(Input data)

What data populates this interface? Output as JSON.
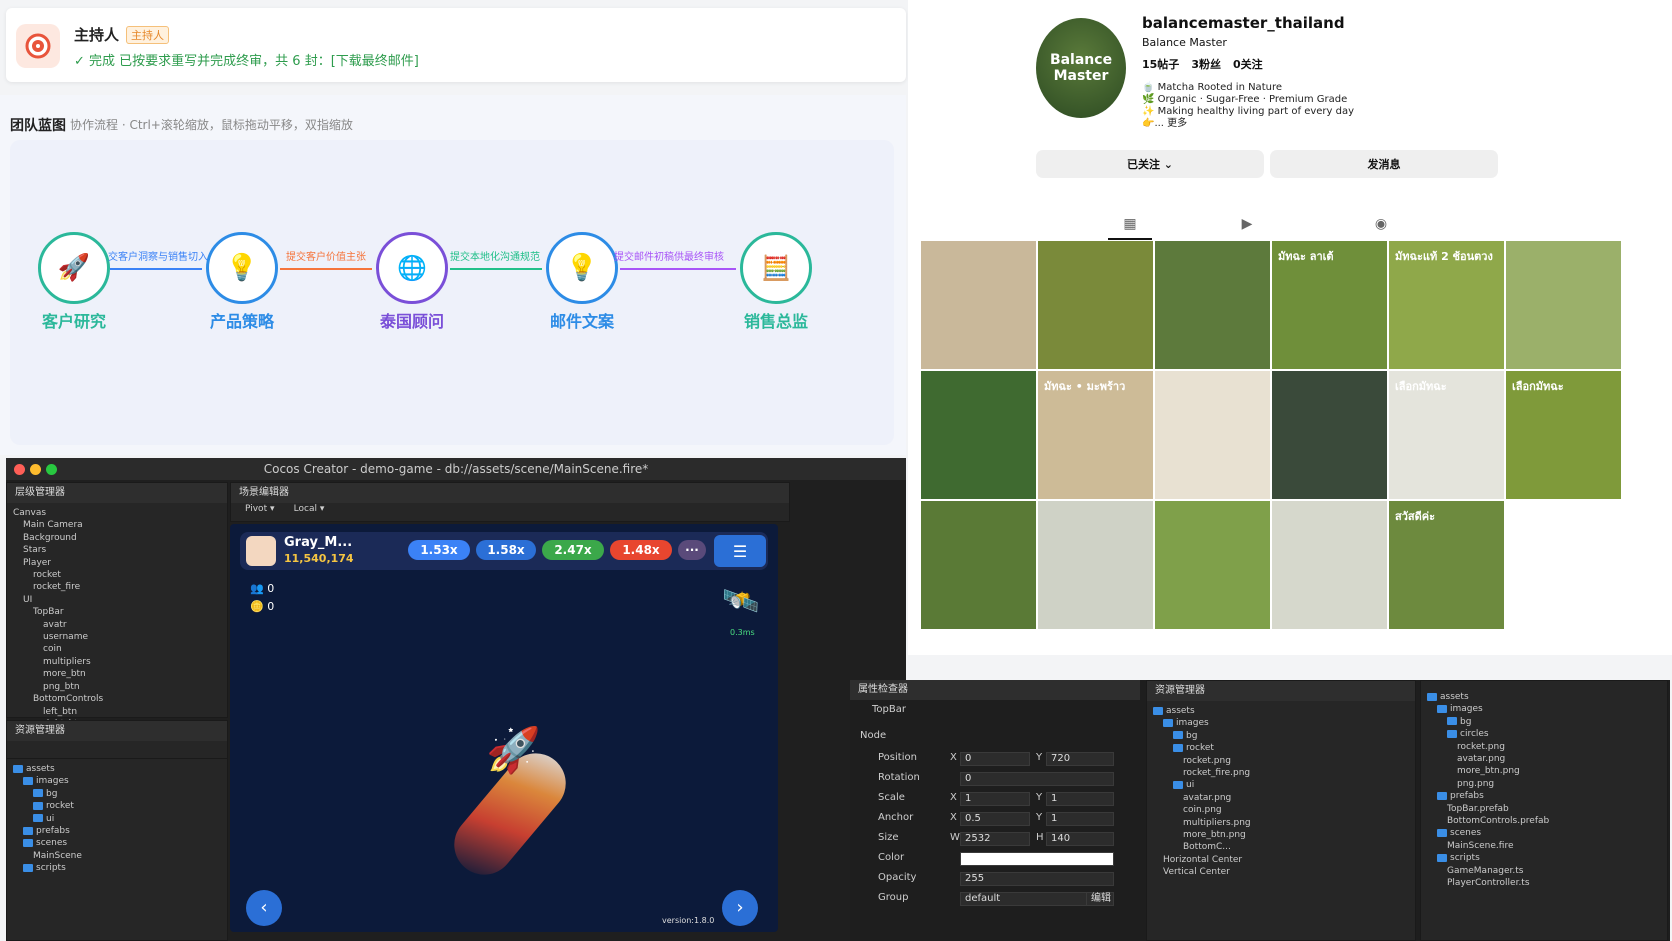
{
  "host": {
    "name": "主持人",
    "tag": "主持人",
    "message": "✓ 完成 已按要求重写并完成终审，共 6 封：[下载最终邮件]"
  },
  "blueprint": {
    "title": "团队蓝图",
    "subtitle": "协作流程 · Ctrl+滚轮缩放，鼠标拖动平移，双指缩放",
    "nodes": [
      {
        "label": "客户研究",
        "icon": "rocket-icon",
        "color": "#2bb89a"
      },
      {
        "label": "产品策略",
        "icon": "bulb-icon",
        "color": "#2d8ce6"
      },
      {
        "label": "泰国顾问",
        "icon": "globe-icon",
        "color": "#7a4fd8"
      },
      {
        "label": "邮件文案",
        "icon": "bulb-icon",
        "color": "#2d8ce6"
      },
      {
        "label": "销售总监",
        "icon": "abacus-icon",
        "color": "#2bb89a"
      }
    ],
    "edges": [
      {
        "label": "交客户洞察与销售切入",
        "color": "#3b82f6"
      },
      {
        "label": "提交客户价值主张",
        "color": "#f5743b"
      },
      {
        "label": "提交本地化沟通规范",
        "color": "#22c08a"
      },
      {
        "label": "提交邮件初稿供最终审核",
        "color": "#a855f7"
      }
    ]
  },
  "instagram": {
    "username": "balancemaster_thailand",
    "fullname": "Balance Master",
    "avatar_text": "Balance Master",
    "stats": [
      "15帖子",
      "3粉丝",
      "0关注"
    ],
    "bio": [
      "🍵 Matcha Rooted in Nature",
      "🌿 Organic · Sugar-Free · Premium Grade",
      "✨ Making healthy living part of every day",
      "👉... 更多"
    ],
    "follow_btn": "已关注 ⌄",
    "message_btn": "发消息",
    "tiles": [
      {
        "bg": "#c9b89a",
        "text": ""
      },
      {
        "bg": "#7a8a3a",
        "text": ""
      },
      {
        "bg": "#5d7a3c",
        "text": ""
      },
      {
        "bg": "#6f8f3a",
        "text": "มัทฉะ ลาเต้"
      },
      {
        "bg": "#8fa84a",
        "text": "มัทฉะแท้ 2 ช้อนตวง"
      },
      {
        "bg": "#9bb06a",
        "text": ""
      },
      {
        "bg": "#3f6a30",
        "text": ""
      },
      {
        "bg": "#cdbb97",
        "text": "มัทฉะ • มะพร้าว"
      },
      {
        "bg": "#e8e1d2",
        "text": ""
      },
      {
        "bg": "#3a4a3a",
        "text": ""
      },
      {
        "bg": "#e4e4dc",
        "text": "เลือกมัทฉะ"
      },
      {
        "bg": "#7f9a3a",
        "text": "เลือกมัทฉะ"
      },
      {
        "bg": "#5a7a36",
        "text": ""
      },
      {
        "bg": "#cfd2c6",
        "text": ""
      },
      {
        "bg": "#7fa04a",
        "text": ""
      },
      {
        "bg": "#d6d8cc",
        "text": ""
      },
      {
        "bg": "#6d8a3e",
        "text": "สวัสดีค่ะ"
      }
    ]
  },
  "cocos": {
    "title": "Cocos Creator - demo-game - db://assets/scene/MainScene.fire*",
    "hierarchy_title": "层级管理器",
    "hierarchy": [
      "Canvas",
      "Main Camera",
      "Background",
      "Stars",
      "Player",
      "rocket",
      "rocket_fire",
      "UI",
      "TopBar",
      "avatr",
      "username",
      "coin",
      "multipliers",
      "more_btn",
      "png_btn",
      "BottomControls",
      "left_btn",
      "right_btn"
    ],
    "assets_title": "资源管理器",
    "assets": [
      "assets",
      "images",
      "bg",
      "rocket",
      "ui",
      "prefabs",
      "scenes",
      "MainScene",
      "scripts"
    ],
    "scene_title": "场景编辑器",
    "toolbar": [
      "Pivot ▾",
      "Local ▾"
    ],
    "game": {
      "player": "Gray_M...",
      "coins": "11,540,174",
      "multipliers": [
        "1.53x",
        "1.58x",
        "2.47x",
        "1.48x"
      ],
      "players_count": "0",
      "coin_count": "0",
      "gems": "0.3ms",
      "version": "version:1.8.0"
    },
    "inspector_title": "属性检查器",
    "node_name": "TopBar",
    "section": "Node",
    "props": [
      {
        "label": "Position",
        "a": "X",
        "av": "0",
        "b": "Y",
        "bv": "720"
      },
      {
        "label": "Rotation",
        "a": "",
        "av": "0",
        "b": "",
        "bv": ""
      },
      {
        "label": "Scale",
        "a": "X",
        "av": "1",
        "b": "Y",
        "bv": "1"
      },
      {
        "label": "Anchor",
        "a": "X",
        "av": "0.5",
        "b": "Y",
        "bv": "1"
      },
      {
        "label": "Size",
        "a": "W",
        "av": "2532",
        "b": "H",
        "bv": "140"
      },
      {
        "label": "Color",
        "a": "",
        "av": "",
        "b": "",
        "bv": ""
      },
      {
        "label": "Opacity",
        "a": "",
        "av": "255",
        "b": "",
        "bv": ""
      },
      {
        "label": "Group",
        "a": "",
        "av": "default",
        "b": "",
        "bv": "编辑"
      }
    ],
    "files_title": "资源管理器",
    "files": [
      "assets",
      "images",
      "bg",
      "rocket",
      "rocket.png",
      "rocket_fire.png",
      "ui",
      "avatar.png",
      "coin.png",
      "multipliers.png",
      "more_btn.png",
      "BottomC..."
    ],
    "align": [
      "Horizontal Center",
      "Vertical Center"
    ],
    "files2": [
      "assets",
      "images",
      "bg",
      "circles",
      "rocket.png",
      "avatar.png",
      "more_btn.png",
      "png.png",
      "prefabs",
      "TopBar.prefab",
      "BottomControls.prefab",
      "scenes",
      "MainScene.fire",
      "scripts",
      "GameManager.ts",
      "PlayerController.ts"
    ]
  }
}
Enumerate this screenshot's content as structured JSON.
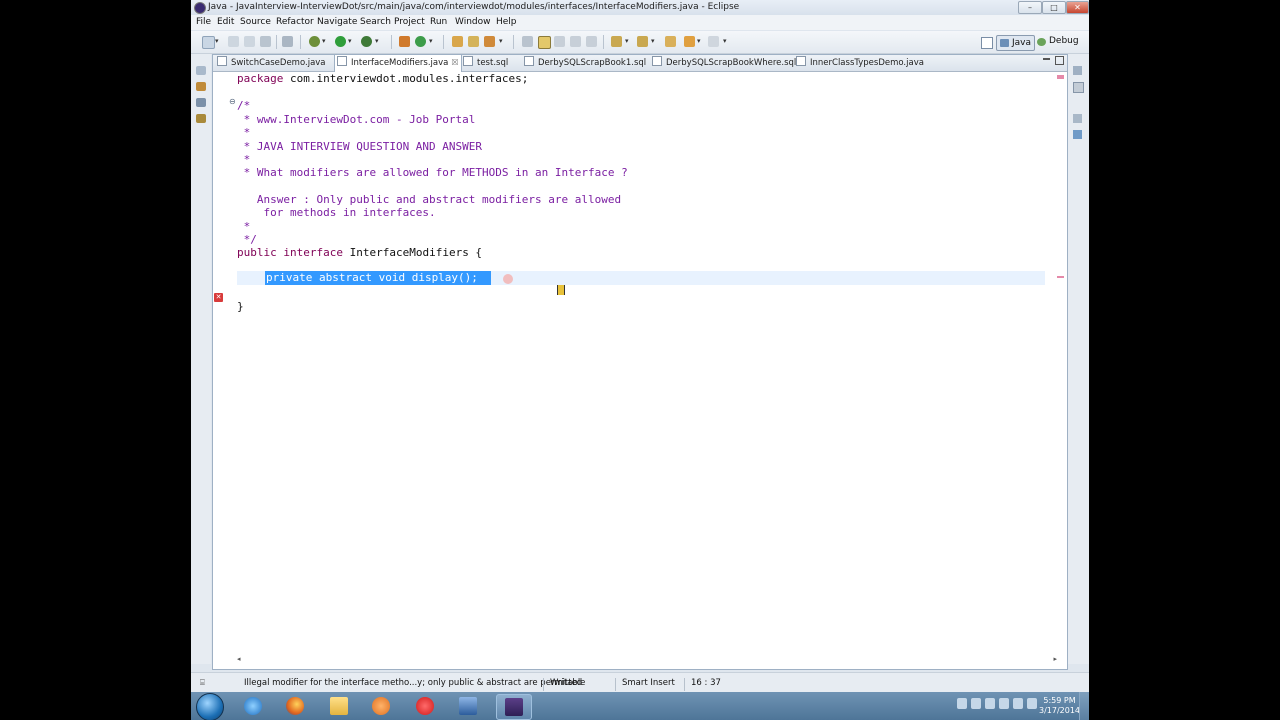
{
  "window": {
    "title": "Java - JavaInterview-InterviewDot/src/main/java/com/interviewdot/modules/interfaces/InterfaceModifiers.java - Eclipse",
    "minimize_glyph": "–",
    "maximize_glyph": "□",
    "close_glyph": "✕"
  },
  "menubar": [
    "File",
    "Edit",
    "Source",
    "Refactor",
    "Navigate",
    "Search",
    "Project",
    "Run",
    "Window",
    "Help"
  ],
  "perspectives": {
    "java": "Java",
    "debug": "Debug"
  },
  "tabs": [
    {
      "label": "SwitchCaseDemo.java"
    },
    {
      "label": "InterfaceModifiers.java",
      "close": "☒"
    },
    {
      "label": "test.sql"
    },
    {
      "label": "DerbySQLScrapBook1.sql"
    },
    {
      "label": "DerbySQLScrapBookWhere.sql"
    },
    {
      "label": "InnerClassTypesDemo.java"
    }
  ],
  "code": {
    "l1_kw": "package",
    "l1_rest": " com.interviewdot.modules.interfaces;",
    "l2": "/*",
    "l3": " * www.InterviewDot.com - Job Portal",
    "l4": " *",
    "l5": " * JAVA INTERVIEW QUESTION AND ANSWER",
    "l6": " *",
    "l7": " * What modifiers are allowed for METHODS in an Interface ?",
    "l8": "   Answer : Only public and abstract modifiers are allowed",
    "l9": "    for methods in interfaces.",
    "l10": " *",
    "l11": " */",
    "l12_kw1": "public",
    "l12_kw2": "interface",
    "l12_rest": " InterfaceModifiers {",
    "l13": "private abstract void display();",
    "l14": "}"
  },
  "status": {
    "message": "Illegal modifier for the interface metho...y; only public & abstract are permitted",
    "writable": "Writable",
    "insert_mode": "Smart Insert",
    "position": "16 : 37"
  },
  "taskbar": {
    "time": "5:59 PM",
    "date": "3/17/2014"
  },
  "colors": {
    "keyword": "#7f0055",
    "comment": "#7b1fa2",
    "selection": "#3399ff",
    "current_line": "#e8f2fe"
  }
}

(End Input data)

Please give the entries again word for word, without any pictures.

What data populates this interface? Output as JSON.
{
  "host": {
    "name": "主持人",
    "tag": "主持人",
    "message": "✓ 完成 已按要求重写并完成终审，共 6 封：[下载最终邮件]"
  },
  "blueprint": {
    "title": "团队蓝图",
    "subtitle": "协作流程 · Ctrl+滚轮缩放，鼠标拖动平移，双指缩放",
    "nodes": [
      {
        "label": "客户研究",
        "icon": "rocket-icon",
        "color": "#2bb89a"
      },
      {
        "label": "产品策略",
        "icon": "bulb-icon",
        "color": "#2d8ce6"
      },
      {
        "label": "泰国顾问",
        "icon": "globe-icon",
        "color": "#7a4fd8"
      },
      {
        "label": "邮件文案",
        "icon": "bulb-icon",
        "color": "#2d8ce6"
      },
      {
        "label": "销售总监",
        "icon": "abacus-icon",
        "color": "#2bb89a"
      }
    ],
    "edges": [
      {
        "label": "交客户洞察与销售切入",
        "color": "#3b82f6"
      },
      {
        "label": "提交客户价值主张",
        "color": "#f5743b"
      },
      {
        "label": "提交本地化沟通规范",
        "color": "#22c08a"
      },
      {
        "label": "提交邮件初稿供最终审核",
        "color": "#a855f7"
      }
    ]
  },
  "instagram": {
    "username": "balancemaster_thailand",
    "fullname": "Balance Master",
    "avatar_text": "Balance Master",
    "stats": [
      "15帖子",
      "3粉丝",
      "0关注"
    ],
    "bio": [
      "🍵 Matcha Rooted in Nature",
      "🌿 Organic · Sugar-Free · Premium Grade",
      "✨ Making healthy living part of every day",
      "👉... 更多"
    ],
    "follow_btn": "已关注 ⌄",
    "message_btn": "发消息",
    "tiles": [
      {
        "bg": "#c9b89a",
        "text": ""
      },
      {
        "bg": "#7a8a3a",
        "text": ""
      },
      {
        "bg": "#5d7a3c",
        "text": ""
      },
      {
        "bg": "#6f8f3a",
        "text": "มัทฉะ ลาเต้"
      },
      {
        "bg": "#8fa84a",
        "text": "มัทฉะแท้ 2 ช้อนตวง"
      },
      {
        "bg": "#9bb06a",
        "text": ""
      },
      {
        "bg": "#3f6a30",
        "text": ""
      },
      {
        "bg": "#cdbb97",
        "text": "มัทฉะ • มะพร้าว"
      },
      {
        "bg": "#e8e1d2",
        "text": ""
      },
      {
        "bg": "#3a4a3a",
        "text": ""
      },
      {
        "bg": "#e4e4dc",
        "text": "เลือกมัทฉะ"
      },
      {
        "bg": "#7f9a3a",
        "text": "เลือกมัทฉะ"
      },
      {
        "bg": "#5a7a36",
        "text": ""
      },
      {
        "bg": "#cfd2c6",
        "text": ""
      },
      {
        "bg": "#7fa04a",
        "text": ""
      },
      {
        "bg": "#d6d8cc",
        "text": ""
      },
      {
        "bg": "#6d8a3e",
        "text": "สวัสดีค่ะ"
      }
    ]
  },
  "cocos": {
    "title": "Cocos Creator - demo-game - db://assets/scene/MainScene.fire*",
    "hierarchy_title": "层级管理器",
    "hierarchy": [
      "Canvas",
      "Main Camera",
      "Background",
      "Stars",
      "Player",
      "rocket",
      "rocket_fire",
      "UI",
      "TopBar",
      "avatr",
      "username",
      "coin",
      "multipliers",
      "more_btn",
      "png_btn",
      "BottomControls",
      "left_btn",
      "right_btn"
    ],
    "assets_title": "资源管理器",
    "assets": [
      "assets",
      "images",
      "bg",
      "rocket",
      "ui",
      "prefabs",
      "scenes",
      "MainScene",
      "scripts"
    ],
    "scene_title": "场景编辑器",
    "toolbar": [
      "Pivot ▾",
      "Local ▾"
    ],
    "game": {
      "player": "Gray_M...",
      "coins": "11,540,174",
      "multipliers": [
        "1.53x",
        "1.58x",
        "2.47x",
        "1.48x"
      ],
      "players_count": "0",
      "coin_count": "0",
      "gems": "0.3ms",
      "version": "version:1.8.0"
    },
    "inspector_title": "属性检查器",
    "node_name": "TopBar",
    "section": "Node",
    "props": [
      {
        "label": "Position",
        "a": "X",
        "av": "0",
        "b": "Y",
        "bv": "720"
      },
      {
        "label": "Rotation",
        "a": "",
        "av": "0",
        "b": "",
        "bv": ""
      },
      {
        "label": "Scale",
        "a": "X",
        "av": "1",
        "b": "Y",
        "bv": "1"
      },
      {
        "label": "Anchor",
        "a": "X",
        "av": "0.5",
        "b": "Y",
        "bv": "1"
      },
      {
        "label": "Size",
        "a": "W",
        "av": "2532",
        "b": "H",
        "bv": "140"
      },
      {
        "label": "Color",
        "a": "",
        "av": "",
        "b": "",
        "bv": ""
      },
      {
        "label": "Opacity",
        "a": "",
        "av": "255",
        "b": "",
        "bv": ""
      },
      {
        "label": "Group",
        "a": "",
        "av": "default",
        "b": "",
        "bv": "编辑"
      }
    ],
    "files_title": "资源管理器",
    "files": [
      "assets",
      "images",
      "bg",
      "rocket",
      "rocket.png",
      "rocket_fire.png",
      "ui",
      "avatar.png",
      "coin.png",
      "multipliers.png",
      "more_btn.png",
      "BottomC..."
    ],
    "align": [
      "Horizontal Center",
      "Vertical Center"
    ],
    "files2": [
      "assets",
      "images",
      "bg",
      "circles",
      "rocket.png",
      "avatar.png",
      "more_btn.png",
      "png.png",
      "prefabs",
      "TopBar.prefab",
      "BottomControls.prefab",
      "scenes",
      "MainScene.fire",
      "scripts",
      "GameManager.ts",
      "PlayerController.ts"
    ]
  }
}
Enumerate this screenshot's content as structured JSON.
{
  "window": {
    "title": "Java - JavaInterview-InterviewDot/src/main/java/com/interviewdot/modules/interfaces/InterfaceModifiers.java - Eclipse",
    "minimize_glyph": "–",
    "maximize_glyph": "□",
    "close_glyph": "✕"
  },
  "menubar": [
    "File",
    "Edit",
    "Source",
    "Refactor",
    "Navigate",
    "Search",
    "Project",
    "Run",
    "Window",
    "Help"
  ],
  "perspectives": {
    "java": "Java",
    "debug": "Debug"
  },
  "tabs": [
    {
      "label": "SwitchCaseDemo.java"
    },
    {
      "label": "InterfaceModifiers.java",
      "close": "☒"
    },
    {
      "label": "test.sql"
    },
    {
      "label": "DerbySQLScrapBook1.sql"
    },
    {
      "label": "DerbySQLScrapBookWhere.sql"
    },
    {
      "label": "InnerClassTypesDemo.java"
    }
  ],
  "code": {
    "l1_kw": "package",
    "l1_rest": " com.interviewdot.modules.interfaces;",
    "l2": "/*",
    "l3": " * www.InterviewDot.com - Job Portal",
    "l4": " *",
    "l5": " * JAVA INTERVIEW QUESTION AND ANSWER",
    "l6": " *",
    "l7": " * What modifiers are allowed for METHODS in an Interface ?",
    "l8": "   Answer : Only public and abstract modifiers are allowed",
    "l9": "    for methods in interfaces.",
    "l10": " *",
    "l11": " */",
    "l12_kw1": "public",
    "l12_kw2": "interface",
    "l12_rest": " InterfaceModifiers {",
    "l13": "private abstract void display();",
    "l14": "}"
  },
  "status": {
    "message": "Illegal modifier for the interface metho...y; only public & abstract are permitted",
    "writable": "Writable",
    "insert_mode": "Smart Insert",
    "position": "16 : 37"
  },
  "taskbar": {
    "time": "5:59 PM",
    "date": "3/17/2014"
  },
  "colors": {
    "keyword": "#7f0055",
    "comment": "#7b1fa2",
    "selection": "#3399ff",
    "current_line": "#e8f2fe"
  }
}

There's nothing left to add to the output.